▸ THE PROBLEM
Your output should repeat each record below with no differences.

▸ RECORDED DATA
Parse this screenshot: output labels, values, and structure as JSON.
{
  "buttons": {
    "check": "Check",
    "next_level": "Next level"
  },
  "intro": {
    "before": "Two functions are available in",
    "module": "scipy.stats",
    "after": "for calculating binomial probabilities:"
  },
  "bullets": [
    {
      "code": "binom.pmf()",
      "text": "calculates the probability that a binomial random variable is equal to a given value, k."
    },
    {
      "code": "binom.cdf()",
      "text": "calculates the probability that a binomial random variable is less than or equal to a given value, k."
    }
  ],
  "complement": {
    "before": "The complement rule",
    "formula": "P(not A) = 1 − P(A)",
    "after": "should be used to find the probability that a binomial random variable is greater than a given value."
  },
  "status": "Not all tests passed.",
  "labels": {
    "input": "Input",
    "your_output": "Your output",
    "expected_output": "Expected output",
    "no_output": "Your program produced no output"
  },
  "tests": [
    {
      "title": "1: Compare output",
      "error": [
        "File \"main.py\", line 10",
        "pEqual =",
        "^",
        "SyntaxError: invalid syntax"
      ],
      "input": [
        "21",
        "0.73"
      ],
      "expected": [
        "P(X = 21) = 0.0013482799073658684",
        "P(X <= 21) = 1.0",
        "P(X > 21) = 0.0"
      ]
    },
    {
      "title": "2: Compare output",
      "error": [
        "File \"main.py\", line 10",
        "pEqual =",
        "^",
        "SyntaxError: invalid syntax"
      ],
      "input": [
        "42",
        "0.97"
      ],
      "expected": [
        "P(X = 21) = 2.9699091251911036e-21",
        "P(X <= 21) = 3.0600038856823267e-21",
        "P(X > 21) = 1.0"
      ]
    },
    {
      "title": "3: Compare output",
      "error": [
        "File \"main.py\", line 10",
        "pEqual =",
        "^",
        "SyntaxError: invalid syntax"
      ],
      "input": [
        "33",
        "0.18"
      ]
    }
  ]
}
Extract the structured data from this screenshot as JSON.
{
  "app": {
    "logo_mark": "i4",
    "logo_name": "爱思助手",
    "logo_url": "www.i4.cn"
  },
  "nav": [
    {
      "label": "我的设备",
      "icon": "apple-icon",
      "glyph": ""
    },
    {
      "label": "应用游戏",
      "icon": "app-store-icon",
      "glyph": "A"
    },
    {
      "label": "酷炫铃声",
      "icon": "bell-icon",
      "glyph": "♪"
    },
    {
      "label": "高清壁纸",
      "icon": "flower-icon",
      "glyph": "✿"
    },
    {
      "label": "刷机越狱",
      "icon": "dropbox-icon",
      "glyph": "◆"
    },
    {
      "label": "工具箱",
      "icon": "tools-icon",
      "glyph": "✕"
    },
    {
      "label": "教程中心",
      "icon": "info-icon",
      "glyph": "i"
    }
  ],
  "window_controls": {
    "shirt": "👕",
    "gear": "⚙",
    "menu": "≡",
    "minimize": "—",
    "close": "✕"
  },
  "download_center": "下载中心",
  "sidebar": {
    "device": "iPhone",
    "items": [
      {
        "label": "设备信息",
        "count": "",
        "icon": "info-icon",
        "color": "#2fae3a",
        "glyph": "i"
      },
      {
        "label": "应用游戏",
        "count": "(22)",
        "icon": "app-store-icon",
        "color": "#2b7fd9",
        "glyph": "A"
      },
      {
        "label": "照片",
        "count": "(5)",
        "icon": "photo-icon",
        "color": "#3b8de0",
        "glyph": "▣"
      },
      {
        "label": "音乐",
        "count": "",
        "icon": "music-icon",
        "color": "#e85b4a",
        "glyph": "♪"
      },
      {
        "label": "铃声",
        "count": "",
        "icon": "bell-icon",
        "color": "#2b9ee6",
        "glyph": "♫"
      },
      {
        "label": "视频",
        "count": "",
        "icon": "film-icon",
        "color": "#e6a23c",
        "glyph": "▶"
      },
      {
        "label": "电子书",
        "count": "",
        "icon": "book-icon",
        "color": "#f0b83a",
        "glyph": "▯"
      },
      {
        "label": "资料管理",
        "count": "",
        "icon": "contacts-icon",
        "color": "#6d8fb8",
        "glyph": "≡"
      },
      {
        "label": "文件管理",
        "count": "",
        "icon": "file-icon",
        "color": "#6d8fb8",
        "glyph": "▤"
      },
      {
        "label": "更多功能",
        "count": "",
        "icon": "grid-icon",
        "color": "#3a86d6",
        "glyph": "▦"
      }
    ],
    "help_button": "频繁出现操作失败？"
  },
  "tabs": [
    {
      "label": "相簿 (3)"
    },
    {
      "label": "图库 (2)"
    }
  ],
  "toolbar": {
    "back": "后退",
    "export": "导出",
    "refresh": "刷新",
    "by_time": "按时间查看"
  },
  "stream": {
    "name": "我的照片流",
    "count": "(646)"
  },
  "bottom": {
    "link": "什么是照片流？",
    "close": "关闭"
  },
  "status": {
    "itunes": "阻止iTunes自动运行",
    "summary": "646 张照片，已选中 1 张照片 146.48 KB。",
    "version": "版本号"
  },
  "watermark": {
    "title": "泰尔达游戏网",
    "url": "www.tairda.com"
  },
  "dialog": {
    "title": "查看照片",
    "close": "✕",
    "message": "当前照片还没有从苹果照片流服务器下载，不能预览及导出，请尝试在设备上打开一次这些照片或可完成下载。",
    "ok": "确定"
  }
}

▸ FINISHED TASK
Parse this screenshot: output labels, values, and structure as JSON.
{
  "buttons": {
    "check": "Check",
    "next_level": "Next level"
  },
  "intro": {
    "before": "Two functions are available in",
    "module": "scipy.stats",
    "after": "for calculating binomial probabilities:"
  },
  "bullets": [
    {
      "code": "binom.pmf()",
      "text": "calculates the probability that a binomial random variable is equal to a given value, k."
    },
    {
      "code": "binom.cdf()",
      "text": "calculates the probability that a binomial random variable is less than or equal to a given value, k."
    }
  ],
  "complement": {
    "before": "The complement rule",
    "formula": "P(not A) = 1 − P(A)",
    "after": "should be used to find the probability that a binomial random variable is greater than a given value."
  },
  "status": "Not all tests passed.",
  "labels": {
    "input": "Input",
    "your_output": "Your output",
    "expected_output": "Expected output",
    "no_output": "Your program produced no output"
  },
  "tests": [
    {
      "title": "1: Compare output",
      "error": [
        "File \"main.py\", line 10",
        "pEqual =",
        "^",
        "SyntaxError: invalid syntax"
      ],
      "input": [
        "21",
        "0.73"
      ],
      "expected": [
        "P(X = 21) = 0.0013482799073658684",
        "P(X <= 21) = 1.0",
        "P(X > 21) = 0.0"
      ]
    },
    {
      "title": "2: Compare output",
      "error": [
        "File \"main.py\", line 10",
        "pEqual =",
        "^",
        "SyntaxError: invalid syntax"
      ],
      "input": [
        "42",
        "0.97"
      ],
      "expected": [
        "P(X = 21) = 2.9699091251911036e-21",
        "P(X <= 21) = 3.0600038856823267e-21",
        "P(X > 21) = 1.0"
      ]
    },
    {
      "title": "3: Compare output",
      "error": [
        "File \"main.py\", line 10",
        "pEqual =",
        "^",
        "SyntaxError: invalid syntax"
      ],
      "input": [
        "33",
        "0.18"
      ]
    }
  ]
}
Extract the structured data from this screenshot as JSON.
{
  "app": {
    "logo_mark": "i4",
    "logo_name": "爱思助手",
    "logo_url": "www.i4.cn"
  },
  "nav": [
    {
      "label": "我的设备",
      "icon": "apple-icon",
      "glyph": ""
    },
    {
      "label": "应用游戏",
      "icon": "app-store-icon",
      "glyph": "A"
    },
    {
      "label": "酷炫铃声",
      "icon": "bell-icon",
      "glyph": "♪"
    },
    {
      "label": "高清壁纸",
      "icon": "flower-icon",
      "glyph": "✿"
    },
    {
      "label": "刷机越狱",
      "icon": "dropbox-icon",
      "glyph": "◆"
    },
    {
      "label": "工具箱",
      "icon": "tools-icon",
      "glyph": "✕"
    },
    {
      "label": "教程中心",
      "icon": "info-icon",
      "glyph": "i"
    }
  ],
  "window_controls": {
    "shirt": "👕",
    "gear": "⚙",
    "menu": "≡",
    "minimize": "—",
    "close": "✕"
  },
  "download_center": "下载中心",
  "sidebar": {
    "device": "iPhone",
    "items": [
      {
        "label": "设备信息",
        "count": "",
        "icon": "info-icon",
        "color": "#2fae3a",
        "glyph": "i"
      },
      {
        "label": "应用游戏",
        "count": "(22)",
        "icon": "app-store-icon",
        "color": "#2b7fd9",
        "glyph": "A"
      },
      {
        "label": "照片",
        "count": "(5)",
        "icon": "photo-icon",
        "color": "#3b8de0",
        "glyph": "▣"
      },
      {
        "label": "音乐",
        "count": "",
        "icon": "music-icon",
        "color": "#e85b4a",
        "glyph": "♪"
      },
      {
        "label": "铃声",
        "count": "",
        "icon": "bell-icon",
        "color": "#2b9ee6",
        "glyph": "♫"
      },
      {
        "label": "视频",
        "count": "",
        "icon": "film-icon",
        "color": "#e6a23c",
        "glyph": "▶"
      },
      {
        "label": "电子书",
        "count": "",
        "icon": "book-icon",
        "color": "#f0b83a",
        "glyph": "▯"
      },
      {
        "label": "资料管理",
        "count": "",
        "icon": "contacts-icon",
        "color": "#6d8fb8",
        "glyph": "≡"
      },
      {
        "label": "文件管理",
        "count": "",
        "icon": "file-icon",
        "color": "#6d8fb8",
        "glyph": "▤"
      },
      {
        "label": "更多功能",
        "count": "",
        "icon": "grid-icon",
        "color": "#3a86d6",
        "glyph": "▦"
      }
    ],
    "help_button": "频繁出现操作失败？"
  },
  "tabs": [
    {
      "label": "相簿 (3)"
    },
    {
      "label": "图库 (2)"
    }
  ],
  "toolbar": {
    "back": "后退",
    "export": "导出",
    "refresh": "刷新",
    "by_time": "按时间查看"
  },
  "stream": {
    "name": "我的照片流",
    "count": "(646)"
  },
  "bottom": {
    "link": "什么是照片流？",
    "close": "关闭"
  },
  "status": {
    "itunes": "阻止iTunes自动运行",
    "summary": "646 张照片，已选中 1 张照片 146.48 KB。",
    "version": "版本号"
  },
  "watermark": {
    "title": "泰尔达游戏网",
    "url": "www.tairda.com"
  },
  "dialog": {
    "title": "查看照片",
    "close": "✕",
    "message": "当前照片还没有从苹果照片流服务器下载，不能预览及导出，请尝试在设备上打开一次这些照片或可完成下载。",
    "ok": "确定"
  }
}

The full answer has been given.